Dog Not Eating
When talking about pet health, such as a dog, not eating can be a worrisome thing for its master. When a pet suddenly changes their eating habits in such a dramatic manner, a trip to the veterinarian is the best bet to determine the cause.
Dogs are wonderful creatures, but they do need to be cared for. Feeding, watering, grooming and a big dose of continuous love are the investments required of a dog owner in order to have a happy, healthy pet. From time to time, however, things happen to disrupt the normal balance in a dog’s life. It may a health issue, or it may be a psychological issue; the effects it has on the dog though can be quite serious if left untreated.
Health Issues Affecting Eating Habits of a Dog

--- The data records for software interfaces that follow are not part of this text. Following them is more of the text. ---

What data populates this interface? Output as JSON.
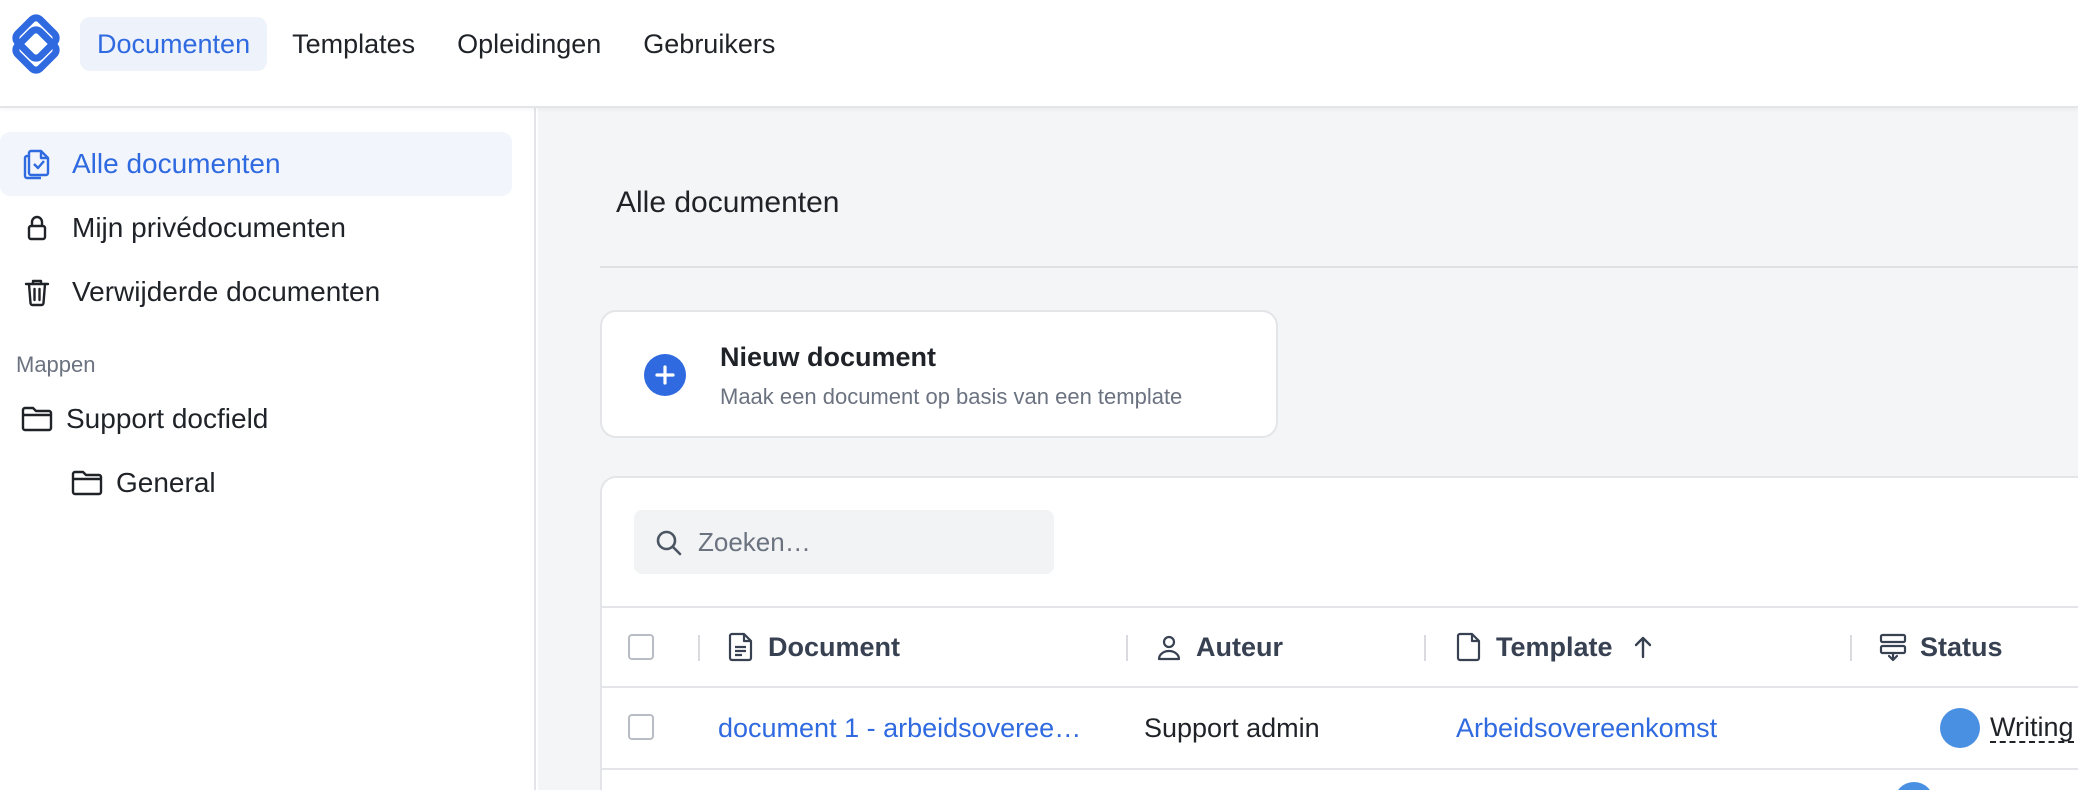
{
  "nav": {
    "items": [
      {
        "label": "Documenten",
        "active": true
      },
      {
        "label": "Templates",
        "active": false
      },
      {
        "label": "Opleidingen",
        "active": false
      },
      {
        "label": "Gebruikers",
        "active": false
      }
    ]
  },
  "sidebar": {
    "items": [
      {
        "label": "Alle documenten",
        "icon": "documents-icon",
        "active": true
      },
      {
        "label": "Mijn privédocumenten",
        "icon": "lock-icon",
        "active": false
      },
      {
        "label": "Verwijderde documenten",
        "icon": "trash-icon",
        "active": false
      }
    ],
    "section_title": "Mappen",
    "folders": [
      {
        "label": "Support docfield",
        "icon": "folder-icon"
      },
      {
        "label": "General",
        "icon": "folder-icon"
      }
    ]
  },
  "main": {
    "title": "Alle documenten",
    "new_document": {
      "title": "Nieuw document",
      "subtitle": "Maak een document op basis van een template"
    },
    "search": {
      "placeholder": "Zoeken…"
    },
    "table": {
      "columns": [
        {
          "label": "Document",
          "icon": "file-text-icon"
        },
        {
          "label": "Auteur",
          "icon": "user-icon"
        },
        {
          "label": "Template",
          "icon": "file-icon",
          "sort": "ascending"
        },
        {
          "label": "Status",
          "icon": "status-icon"
        }
      ],
      "rows": [
        {
          "document": "document 1 - arbeidsoveree…",
          "author": "Support admin",
          "template": "Arbeidsovereenkomst",
          "status": "Writing"
        }
      ]
    }
  },
  "colors": {
    "accent": "#2f6ae0",
    "status_writing": "#4a90e2",
    "main_background": "#f4f5f6"
  }
}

Dogs, like humans, occasionally experience a minor disturbance in their physiological makeup. It may be caused by excessive heat, overexertion or cold. It may be age; deterioration of teeth or a change in body functions. When it does happen, the dog may simply stop eating. When it continues for more than a day, a closer look at the cause will be needed.
A visit to the veterinarian is crucial to help determine the problem. The problem could be as elementary as an upset stomach from eating something gone bad, or could be related to a more serious issue such as poisoning or parasites. Even more serious are health threats like heart disease, cancer and thyroid disorders. Only a qualified professional is knowledgeable enough to evaluate the symptoms, conduct tests to rule out diseases and make a proper diagnosis of the dog’s condition. For a dog, not eating is like not breathing air.
Problems such as dental issues are easily remedied. Changing the diet of only the dog not eating properly will often solve the issue; a sore mouth is more amenable to a soft, moist food than one that is crunchy and hard. Any other dogs in the home should be encouraged to remain on their traditional diet to avoid any undesired changes in their bodily functions.
Psychological Issues Affecting Eating Habits of a Dog
Many people do not realize that dogs are extremely sensitive to their surroundings. Canines appreciate a structured, ritualistic routine that remains constant day after day, and look forward to certain triggers: their master returning home, dinner time, their familiar and comfortable bed as well as their surroundings. Any changes to the dog’s normal day to day schedule can create anxiety, which could very well manifest in its eating habits.
Separation anxiety is a common issue when the dog’s master and family leave the home for an extended period, such as vacation or a business trip. Suddenly, the routine is disrupted; no familiar greeting when a family member walks in the door; no playful interchanges to which the dog is so accustomed. Now someone new visits each day to feed and walk the pet. Even more traumatic can be a boarding situation, where the dog is removed from its familiar surroundings and placed in a new location with strange smells and people. These situations can also cause the dog to become depressed. Anxiety and depression create many physiological upsets in a dog; not eating is likely the most prominent.
Masters who are cognizant of their pet’s normal habits will be alerted immediately to any changes in their eating habits. It is important to have the dog’s health evaluated as quickly as possible should the condition continue for more than a day or two. Keeping on top of the dog’s health will ensure that the pet will remain a happy and healthy one.